◆ Description of the task
Check each line of the records below and collect those that include the word "accent".

◆ Listed entries
☆ ☆ ☆ ☆ ☆

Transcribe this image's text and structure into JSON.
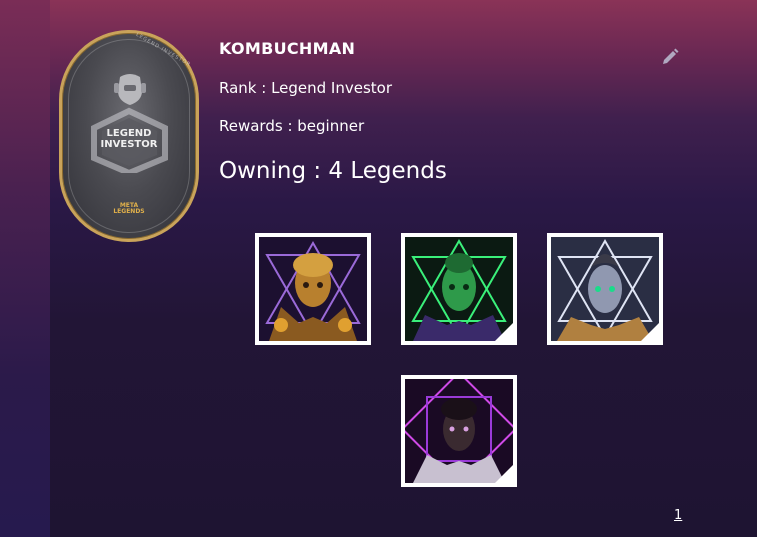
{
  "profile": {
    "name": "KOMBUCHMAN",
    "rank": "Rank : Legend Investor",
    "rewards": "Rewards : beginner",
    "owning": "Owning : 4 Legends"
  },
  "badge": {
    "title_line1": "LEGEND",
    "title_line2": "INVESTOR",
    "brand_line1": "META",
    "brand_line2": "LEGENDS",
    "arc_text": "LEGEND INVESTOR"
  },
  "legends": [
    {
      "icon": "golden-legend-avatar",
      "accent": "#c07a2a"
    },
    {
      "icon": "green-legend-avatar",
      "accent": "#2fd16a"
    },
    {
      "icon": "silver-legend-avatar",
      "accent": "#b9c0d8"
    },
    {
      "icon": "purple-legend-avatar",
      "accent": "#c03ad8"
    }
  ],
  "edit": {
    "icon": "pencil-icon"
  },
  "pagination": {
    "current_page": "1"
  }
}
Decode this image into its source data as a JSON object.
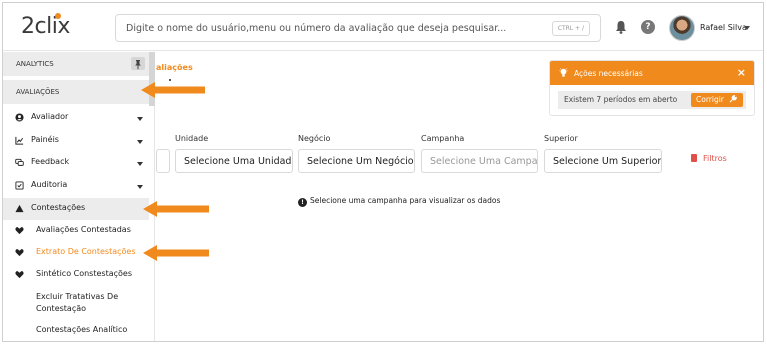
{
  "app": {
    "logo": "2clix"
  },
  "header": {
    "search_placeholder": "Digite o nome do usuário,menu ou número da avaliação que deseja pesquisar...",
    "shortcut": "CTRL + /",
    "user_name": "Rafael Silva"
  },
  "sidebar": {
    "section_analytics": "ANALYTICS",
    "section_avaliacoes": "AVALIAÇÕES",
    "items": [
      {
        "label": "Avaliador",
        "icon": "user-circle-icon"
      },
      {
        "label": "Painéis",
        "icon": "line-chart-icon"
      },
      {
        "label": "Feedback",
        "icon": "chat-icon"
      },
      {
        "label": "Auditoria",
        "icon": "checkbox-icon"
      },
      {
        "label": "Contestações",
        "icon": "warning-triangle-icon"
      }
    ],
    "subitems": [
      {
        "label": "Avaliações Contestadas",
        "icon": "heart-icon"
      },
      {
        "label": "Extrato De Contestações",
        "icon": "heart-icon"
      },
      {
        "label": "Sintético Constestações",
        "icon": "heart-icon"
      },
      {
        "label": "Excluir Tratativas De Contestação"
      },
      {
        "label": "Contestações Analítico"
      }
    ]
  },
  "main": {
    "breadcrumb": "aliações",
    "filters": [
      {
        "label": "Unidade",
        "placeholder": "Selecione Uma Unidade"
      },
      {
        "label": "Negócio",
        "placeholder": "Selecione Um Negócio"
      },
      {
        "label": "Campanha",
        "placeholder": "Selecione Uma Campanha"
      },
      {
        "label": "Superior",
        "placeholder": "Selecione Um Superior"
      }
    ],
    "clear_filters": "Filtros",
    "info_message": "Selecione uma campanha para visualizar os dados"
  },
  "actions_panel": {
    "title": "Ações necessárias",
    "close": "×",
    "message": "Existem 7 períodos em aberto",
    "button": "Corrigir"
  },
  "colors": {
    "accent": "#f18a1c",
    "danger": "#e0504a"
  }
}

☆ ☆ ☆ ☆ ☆

◆ Exercise output
      "accent": "#c07a2a"
      "accent": "#2fd16a"
      "accent": "#b9c0d8"
      "accent": "#c03ad8"
    "accent": "#f18a1c",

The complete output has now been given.